Task inputs

==*==

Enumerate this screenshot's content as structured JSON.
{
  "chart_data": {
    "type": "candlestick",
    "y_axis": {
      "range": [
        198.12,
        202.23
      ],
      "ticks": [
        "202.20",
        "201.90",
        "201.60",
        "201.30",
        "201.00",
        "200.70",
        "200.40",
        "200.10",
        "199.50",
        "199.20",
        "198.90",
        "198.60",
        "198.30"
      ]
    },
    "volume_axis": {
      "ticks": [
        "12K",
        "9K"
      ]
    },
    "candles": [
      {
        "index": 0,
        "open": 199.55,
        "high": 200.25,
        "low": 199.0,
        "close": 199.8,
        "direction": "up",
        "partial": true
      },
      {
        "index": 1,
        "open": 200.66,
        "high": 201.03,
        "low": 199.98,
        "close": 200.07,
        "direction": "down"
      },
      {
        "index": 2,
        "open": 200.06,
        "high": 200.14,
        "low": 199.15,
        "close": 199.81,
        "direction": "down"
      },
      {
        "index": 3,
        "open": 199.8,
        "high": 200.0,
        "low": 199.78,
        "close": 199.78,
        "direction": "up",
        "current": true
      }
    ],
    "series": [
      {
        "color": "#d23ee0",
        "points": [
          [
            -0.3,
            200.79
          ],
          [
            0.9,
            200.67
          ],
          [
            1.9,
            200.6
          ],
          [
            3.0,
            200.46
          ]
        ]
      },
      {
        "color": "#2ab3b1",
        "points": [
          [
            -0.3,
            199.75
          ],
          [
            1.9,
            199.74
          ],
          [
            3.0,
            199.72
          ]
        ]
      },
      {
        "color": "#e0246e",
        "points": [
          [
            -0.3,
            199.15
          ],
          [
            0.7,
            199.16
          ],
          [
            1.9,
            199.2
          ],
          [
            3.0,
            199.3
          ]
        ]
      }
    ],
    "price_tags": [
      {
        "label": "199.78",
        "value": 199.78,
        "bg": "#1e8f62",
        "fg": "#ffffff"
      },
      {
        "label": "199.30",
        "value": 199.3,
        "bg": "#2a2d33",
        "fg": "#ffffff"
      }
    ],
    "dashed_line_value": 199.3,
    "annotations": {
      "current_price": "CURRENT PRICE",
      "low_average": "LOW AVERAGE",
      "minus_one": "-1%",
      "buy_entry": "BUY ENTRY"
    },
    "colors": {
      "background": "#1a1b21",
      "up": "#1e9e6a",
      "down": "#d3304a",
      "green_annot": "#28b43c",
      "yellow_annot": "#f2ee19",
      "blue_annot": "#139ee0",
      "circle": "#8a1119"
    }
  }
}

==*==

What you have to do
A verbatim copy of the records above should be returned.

Written answer
Enumerate this screenshot's content as structured JSON.
{
  "chart_data": {
    "type": "candlestick",
    "y_axis": {
      "range": [
        198.12,
        202.23
      ],
      "ticks": [
        "202.20",
        "201.90",
        "201.60",
        "201.30",
        "201.00",
        "200.70",
        "200.40",
        "200.10",
        "199.50",
        "199.20",
        "198.90",
        "198.60",
        "198.30"
      ]
    },
    "volume_axis": {
      "ticks": [
        "12K",
        "9K"
      ]
    },
    "candles": [
      {
        "index": 0,
        "open": 199.55,
        "high": 200.25,
        "low": 199.0,
        "close": 199.8,
        "direction": "up",
        "partial": true
      },
      {
        "index": 1,
        "open": 200.66,
        "high": 201.03,
        "low": 199.98,
        "close": 200.07,
        "direction": "down"
      },
      {
        "index": 2,
        "open": 200.06,
        "high": 200.14,
        "low": 199.15,
        "close": 199.81,
        "direction": "down"
      },
      {
        "index": 3,
        "open": 199.8,
        "high": 200.0,
        "low": 199.78,
        "close": 199.78,
        "direction": "up",
        "current": true
      }
    ],
    "series": [
      {
        "color": "#d23ee0",
        "points": [
          [
            -0.3,
            200.79
          ],
          [
            0.9,
            200.67
          ],
          [
            1.9,
            200.6
          ],
          [
            3.0,
            200.46
          ]
        ]
      },
      {
        "color": "#2ab3b1",
        "points": [
          [
            -0.3,
            199.75
          ],
          [
            1.9,
            199.74
          ],
          [
            3.0,
            199.72
          ]
        ]
      },
      {
        "color": "#e0246e",
        "points": [
          [
            -0.3,
            199.15
          ],
          [
            0.7,
            199.16
          ],
          [
            1.9,
            199.2
          ],
          [
            3.0,
            199.3
          ]
        ]
      }
    ],
    "price_tags": [
      {
        "label": "199.78",
        "value": 199.78,
        "bg": "#1e8f62",
        "fg": "#ffffff"
      },
      {
        "label": "199.30",
        "value": 199.3,
        "bg": "#2a2d33",
        "fg": "#ffffff"
      }
    ],
    "dashed_line_value": 199.3,
    "annotations": {
      "current_price": "CURRENT PRICE",
      "low_average": "LOW AVERAGE",
      "minus_one": "-1%",
      "buy_entry": "BUY ENTRY"
    },
    "colors": {
      "background": "#1a1b21",
      "up": "#1e9e6a",
      "down": "#d3304a",
      "green_annot": "#28b43c",
      "yellow_annot": "#f2ee19",
      "blue_annot": "#139ee0",
      "circle": "#8a1119"
    }
  }
}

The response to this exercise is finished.